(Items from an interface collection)
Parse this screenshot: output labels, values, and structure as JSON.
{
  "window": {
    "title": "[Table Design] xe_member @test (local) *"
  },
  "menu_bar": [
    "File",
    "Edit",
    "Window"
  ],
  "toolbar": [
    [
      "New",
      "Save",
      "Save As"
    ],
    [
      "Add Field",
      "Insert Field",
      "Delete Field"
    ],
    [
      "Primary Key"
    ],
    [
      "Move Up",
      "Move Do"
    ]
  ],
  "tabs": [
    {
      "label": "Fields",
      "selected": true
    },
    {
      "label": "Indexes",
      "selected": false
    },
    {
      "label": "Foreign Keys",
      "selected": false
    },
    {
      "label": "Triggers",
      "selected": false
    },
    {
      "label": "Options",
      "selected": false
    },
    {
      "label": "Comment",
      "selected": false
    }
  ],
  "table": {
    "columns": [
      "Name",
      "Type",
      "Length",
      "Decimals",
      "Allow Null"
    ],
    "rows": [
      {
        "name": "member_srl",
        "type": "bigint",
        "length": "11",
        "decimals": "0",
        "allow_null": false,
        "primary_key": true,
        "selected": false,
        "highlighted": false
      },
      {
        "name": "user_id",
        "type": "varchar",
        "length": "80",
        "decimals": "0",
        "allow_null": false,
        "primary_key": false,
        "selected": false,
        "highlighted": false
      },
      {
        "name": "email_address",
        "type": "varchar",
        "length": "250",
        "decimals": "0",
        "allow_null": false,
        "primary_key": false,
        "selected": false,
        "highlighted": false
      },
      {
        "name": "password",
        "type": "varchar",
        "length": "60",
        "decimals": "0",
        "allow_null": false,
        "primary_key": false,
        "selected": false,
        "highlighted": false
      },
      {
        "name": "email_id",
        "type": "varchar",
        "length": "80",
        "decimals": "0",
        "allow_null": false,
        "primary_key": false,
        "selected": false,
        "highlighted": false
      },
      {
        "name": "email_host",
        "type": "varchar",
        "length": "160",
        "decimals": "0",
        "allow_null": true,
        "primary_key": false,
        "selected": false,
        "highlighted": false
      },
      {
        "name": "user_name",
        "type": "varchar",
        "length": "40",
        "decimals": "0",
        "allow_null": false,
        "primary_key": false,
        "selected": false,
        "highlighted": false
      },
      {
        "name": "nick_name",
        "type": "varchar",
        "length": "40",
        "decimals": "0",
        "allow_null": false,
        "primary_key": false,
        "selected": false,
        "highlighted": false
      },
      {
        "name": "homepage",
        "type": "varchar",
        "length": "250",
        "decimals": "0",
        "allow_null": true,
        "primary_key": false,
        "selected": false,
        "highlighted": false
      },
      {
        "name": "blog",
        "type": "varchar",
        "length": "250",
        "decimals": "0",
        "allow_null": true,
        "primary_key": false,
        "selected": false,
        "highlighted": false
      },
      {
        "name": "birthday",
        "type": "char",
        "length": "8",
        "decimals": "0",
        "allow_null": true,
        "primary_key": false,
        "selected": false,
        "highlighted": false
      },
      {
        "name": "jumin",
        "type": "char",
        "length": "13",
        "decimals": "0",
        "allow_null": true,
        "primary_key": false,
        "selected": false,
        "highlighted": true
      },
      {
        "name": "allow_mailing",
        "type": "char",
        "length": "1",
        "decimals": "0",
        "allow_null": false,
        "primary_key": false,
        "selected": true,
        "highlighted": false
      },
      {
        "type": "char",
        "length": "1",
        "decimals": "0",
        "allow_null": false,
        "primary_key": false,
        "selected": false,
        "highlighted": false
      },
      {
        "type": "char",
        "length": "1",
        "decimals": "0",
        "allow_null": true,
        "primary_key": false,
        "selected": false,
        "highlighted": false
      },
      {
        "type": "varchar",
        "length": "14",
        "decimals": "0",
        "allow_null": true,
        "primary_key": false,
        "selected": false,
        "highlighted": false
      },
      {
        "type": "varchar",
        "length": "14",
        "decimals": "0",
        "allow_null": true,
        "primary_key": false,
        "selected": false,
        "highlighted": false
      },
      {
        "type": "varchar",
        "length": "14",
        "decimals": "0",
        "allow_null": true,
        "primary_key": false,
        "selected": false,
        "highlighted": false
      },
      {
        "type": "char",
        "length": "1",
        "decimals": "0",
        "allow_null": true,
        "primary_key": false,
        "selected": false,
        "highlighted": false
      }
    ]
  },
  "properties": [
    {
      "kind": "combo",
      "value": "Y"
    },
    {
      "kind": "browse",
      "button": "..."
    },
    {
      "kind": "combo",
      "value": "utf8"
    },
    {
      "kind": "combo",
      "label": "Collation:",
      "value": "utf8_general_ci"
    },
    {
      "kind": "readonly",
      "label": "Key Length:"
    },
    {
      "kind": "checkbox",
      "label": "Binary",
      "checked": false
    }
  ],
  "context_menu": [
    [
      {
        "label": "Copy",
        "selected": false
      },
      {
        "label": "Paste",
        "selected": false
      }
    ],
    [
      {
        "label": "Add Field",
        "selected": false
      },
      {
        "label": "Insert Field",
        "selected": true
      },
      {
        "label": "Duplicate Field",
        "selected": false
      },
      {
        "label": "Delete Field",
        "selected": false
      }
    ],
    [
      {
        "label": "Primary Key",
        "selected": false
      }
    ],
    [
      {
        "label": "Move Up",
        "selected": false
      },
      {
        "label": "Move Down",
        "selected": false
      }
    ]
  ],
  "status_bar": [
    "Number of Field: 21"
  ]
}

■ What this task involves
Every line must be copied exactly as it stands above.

■ Task output
Parse this screenshot: output labels, values, and structure as JSON.
{
  "window": {
    "title": "[Table Design] xe_member @test (local) *"
  },
  "menu_bar": [
    "File",
    "Edit",
    "Window"
  ],
  "toolbar": [
    [
      "New",
      "Save",
      "Save As"
    ],
    [
      "Add Field",
      "Insert Field",
      "Delete Field"
    ],
    [
      "Primary Key"
    ],
    [
      "Move Up",
      "Move Do"
    ]
  ],
  "tabs": [
    {
      "label": "Fields",
      "selected": true
    },
    {
      "label": "Indexes",
      "selected": false
    },
    {
      "label": "Foreign Keys",
      "selected": false
    },
    {
      "label": "Triggers",
      "selected": false
    },
    {
      "label": "Options",
      "selected": false
    },
    {
      "label": "Comment",
      "selected": false
    }
  ],
  "table": {
    "columns": [
      "Name",
      "Type",
      "Length",
      "Decimals",
      "Allow Null"
    ],
    "rows": [
      {
        "name": "member_srl",
        "type": "bigint",
        "length": "11",
        "decimals": "0",
        "allow_null": false,
        "primary_key": true,
        "selected": false,
        "highlighted": false
      },
      {
        "name": "user_id",
        "type": "varchar",
        "length": "80",
        "decimals": "0",
        "allow_null": false,
        "primary_key": false,
        "selected": false,
        "highlighted": false
      },
      {
        "name": "email_address",
        "type": "varchar",
        "length": "250",
        "decimals": "0",
        "allow_null": false,
        "primary_key": false,
        "selected": false,
        "highlighted": false
      },
      {
        "name": "password",
        "type": "varchar",
        "length": "60",
        "decimals": "0",
        "allow_null": false,
        "primary_key": false,
        "selected": false,
        "highlighted": false
      },
      {
        "name": "email_id",
        "type": "varchar",
        "length": "80",
        "decimals": "0",
        "allow_null": false,
        "primary_key": false,
        "selected": false,
        "highlighted": false
      },
      {
        "name": "email_host",
        "type": "varchar",
        "length": "160",
        "decimals": "0",
        "allow_null": true,
        "primary_key": false,
        "selected": false,
        "highlighted": false
      },
      {
        "name": "user_name",
        "type": "varchar",
        "length": "40",
        "decimals": "0",
        "allow_null": false,
        "primary_key": false,
        "selected": false,
        "highlighted": false
      },
      {
        "name": "nick_name",
        "type": "varchar",
        "length": "40",
        "decimals": "0",
        "allow_null": false,
        "primary_key": false,
        "selected": false,
        "highlighted": false
      },
      {
        "name": "homepage",
        "type": "varchar",
        "length": "250",
        "decimals": "0",
        "allow_null": true,
        "primary_key": false,
        "selected": false,
        "highlighted": false
      },
      {
        "name": "blog",
        "type": "varchar",
        "length": "250",
        "decimals": "0",
        "allow_null": true,
        "primary_key": false,
        "selected": false,
        "highlighted": false
      },
      {
        "name": "birthday",
        "type": "char",
        "length": "8",
        "decimals": "0",
        "allow_null": true,
        "primary_key": false,
        "selected": false,
        "highlighted": false
      },
      {
        "name": "jumin",
        "type": "char",
        "length": "13",
        "decimals": "0",
        "allow_null": true,
        "primary_key": false,
        "selected": false,
        "highlighted": true
      },
      {
        "name": "allow_mailing",
        "type": "char",
        "length": "1",
        "decimals": "0",
        "allow_null": false,
        "primary_key": false,
        "selected": true,
        "highlighted": false
      },
      {
        "type": "char",
        "length": "1",
        "decimals": "0",
        "allow_null": false,
        "primary_key": false,
        "selected": false,
        "highlighted": false
      },
      {
        "type": "char",
        "length": "1",
        "decimals": "0",
        "allow_null": true,
        "primary_key": false,
        "selected": false,
        "highlighted": false
      },
      {
        "type": "varchar",
        "length": "14",
        "decimals": "0",
        "allow_null": true,
        "primary_key": false,
        "selected": false,
        "highlighted": false
      },
      {
        "type": "varchar",
        "length": "14",
        "decimals": "0",
        "allow_null": true,
        "primary_key": false,
        "selected": false,
        "highlighted": false
      },
      {
        "type": "varchar",
        "length": "14",
        "decimals": "0",
        "allow_null": true,
        "primary_key": false,
        "selected": false,
        "highlighted": false
      },
      {
        "type": "char",
        "length": "1",
        "decimals": "0",
        "allow_null": true,
        "primary_key": false,
        "selected": false,
        "highlighted": false
      }
    ]
  },
  "properties": [
    {
      "kind": "combo",
      "value": "Y"
    },
    {
      "kind": "browse",
      "button": "..."
    },
    {
      "kind": "combo",
      "value": "utf8"
    },
    {
      "kind": "combo",
      "label": "Collation:",
      "value": "utf8_general_ci"
    },
    {
      "kind": "readonly",
      "label": "Key Length:"
    },
    {
      "kind": "checkbox",
      "label": "Binary",
      "checked": false
    }
  ],
  "context_menu": [
    [
      {
        "label": "Copy",
        "selected": false
      },
      {
        "label": "Paste",
        "selected": false
      }
    ],
    [
      {
        "label": "Add Field",
        "selected": false
      },
      {
        "label": "Insert Field",
        "selected": true
      },
      {
        "label": "Duplicate Field",
        "selected": false
      },
      {
        "label": "Delete Field",
        "selected": false
      }
    ],
    [
      {
        "label": "Primary Key",
        "selected": false
      }
    ],
    [
      {
        "label": "Move Up",
        "selected": false
      },
      {
        "label": "Move Down",
        "selected": false
      }
    ]
  ],
  "status_bar": [
    "Number of Field: 21"
  ]
}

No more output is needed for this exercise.